**WHAT IS REQUIRED:** Make an exact copy of the lines below.

(Data extracted from a collection)
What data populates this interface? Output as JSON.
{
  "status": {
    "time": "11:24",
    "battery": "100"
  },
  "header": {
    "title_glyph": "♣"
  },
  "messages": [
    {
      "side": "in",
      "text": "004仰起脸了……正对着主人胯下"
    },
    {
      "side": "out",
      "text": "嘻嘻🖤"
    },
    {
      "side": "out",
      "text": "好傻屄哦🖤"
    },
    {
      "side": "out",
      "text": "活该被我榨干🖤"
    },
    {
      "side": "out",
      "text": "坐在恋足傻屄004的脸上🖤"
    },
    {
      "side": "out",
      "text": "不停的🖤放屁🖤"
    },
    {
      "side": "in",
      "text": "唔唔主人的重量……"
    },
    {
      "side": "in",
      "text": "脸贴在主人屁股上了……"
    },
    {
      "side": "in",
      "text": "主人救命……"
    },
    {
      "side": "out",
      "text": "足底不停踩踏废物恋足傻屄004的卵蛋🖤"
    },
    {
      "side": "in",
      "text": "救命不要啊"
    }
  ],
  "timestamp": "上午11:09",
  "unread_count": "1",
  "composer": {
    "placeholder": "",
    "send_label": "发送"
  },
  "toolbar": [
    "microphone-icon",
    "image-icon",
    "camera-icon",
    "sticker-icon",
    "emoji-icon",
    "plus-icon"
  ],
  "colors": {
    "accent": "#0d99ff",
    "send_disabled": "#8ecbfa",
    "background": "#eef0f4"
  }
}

**REPLY:**
What data populates this interface? Output as JSON.
{
  "status": {
    "time": "11:24",
    "battery": "100"
  },
  "header": {
    "title_glyph": "♣"
  },
  "messages": [
    {
      "side": "in",
      "text": "004仰起脸了……正对着主人胯下"
    },
    {
      "side": "out",
      "text": "嘻嘻🖤"
    },
    {
      "side": "out",
      "text": "好傻屄哦🖤"
    },
    {
      "side": "out",
      "text": "活该被我榨干🖤"
    },
    {
      "side": "out",
      "text": "坐在恋足傻屄004的脸上🖤"
    },
    {
      "side": "out",
      "text": "不停的🖤放屁🖤"
    },
    {
      "side": "in",
      "text": "唔唔主人的重量……"
    },
    {
      "side": "in",
      "text": "脸贴在主人屁股上了……"
    },
    {
      "side": "in",
      "text": "主人救命……"
    },
    {
      "side": "out",
      "text": "足底不停踩踏废物恋足傻屄004的卵蛋🖤"
    },
    {
      "side": "in",
      "text": "救命不要啊"
    }
  ],
  "timestamp": "上午11:09",
  "unread_count": "1",
  "composer": {
    "placeholder": "",
    "send_label": "发送"
  },
  "toolbar": [
    "microphone-icon",
    "image-icon",
    "camera-icon",
    "sticker-icon",
    "emoji-icon",
    "plus-icon"
  ],
  "colors": {
    "accent": "#0d99ff",
    "send_disabled": "#8ecbfa",
    "background": "#eef0f4"
  }
}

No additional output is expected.